I started saving too late, and now retirement is impossible. No matter how far behind you feel you are, don’t lose hope. Remember, you can make larger, catch-up contributions to your Individual Retirement Accounts (IRAs) after age 50. In fact, if you are 50 or older this year, you can put as much as $25,000 into a 401(k) plan.

Withdrawals from traditional IRAs and distributions from 401(k) plans are taxed as ordinary income and, if taken before age 59½, may be subject to a 10% federal income tax penalty. Generally, once you reach age 70 ½, you must begin taking required minimum distributions.

Medicare will take care of me. Unfortunately, Medicare doesn’t cover extended care, if that’s the only care you need. Instead, extended care insurance is often the best choice when preparing for retirement.3

I’ll live on less when I’m retired. Maybe. This one depends on how you approach retirement. In the later phase of retirement, people often choose to live on less.
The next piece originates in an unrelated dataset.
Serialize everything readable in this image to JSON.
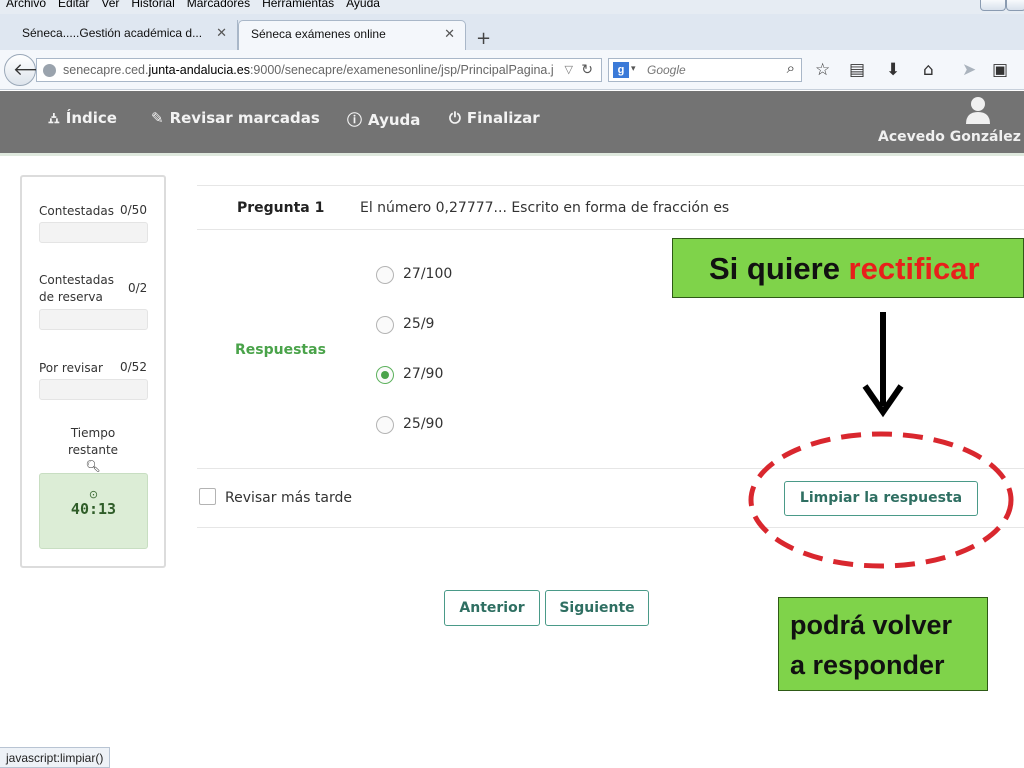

But for many, the first few years of retirement mean traveling and new adventures. In other words, taking a realistic look at where you would like to be in retirement makes all the difference when it comes to retirement costs.

At the end of the day, there is no “one-size-fits-all” retirement strategy. Every individual, couple, or family needs a strategy tailored to their situation, risk tolerance, and financial objectives. With proper preparation and the help of a trusted financial professional, there’s no reason you can’t create a strategy tailored to whatever life has in store.
  

Citations.

1 – money.usnews.com/money/retirement/iras/articles/2017-04-03/5-new-taxes-to-watch-out-for-in-retirement [4/3/18]

2 – irs.gov/newsroom/401k-contribution-limit-increases-to-19500-for-2020-catch-up-limit-rises-to-6500#:~:text=The%20contribution%20limit%20for%20employees,increased%20from%20%246%2C000%20to%20%246%2C500. [11/6/19]

3 – medicare.gov/coverage/long-term-care [11/4/19]

This material was prepared by MarketingPro, Inc., and does not necessarily represent the views of the presenting party, nor their affiliates. This information has been derived from sources believed to be accurate. Please note – investing involves risk, and past performance is no guarantee of future results. The publisher is not engaged in rendering legal, accounting or other professional services. If assistance is needed, the reader is advised to engage the services of a competent professional. This information should not be construed as investment, tax or legal advice and may not be relied on for the purpose of avoiding any Federal tax penalty. This is neither a solicitation nor recommendation to purchase or sell any investment or insurance product or service, and should not be relied upon as such. All indices are unmanaged and are not illustrative of any particular investment.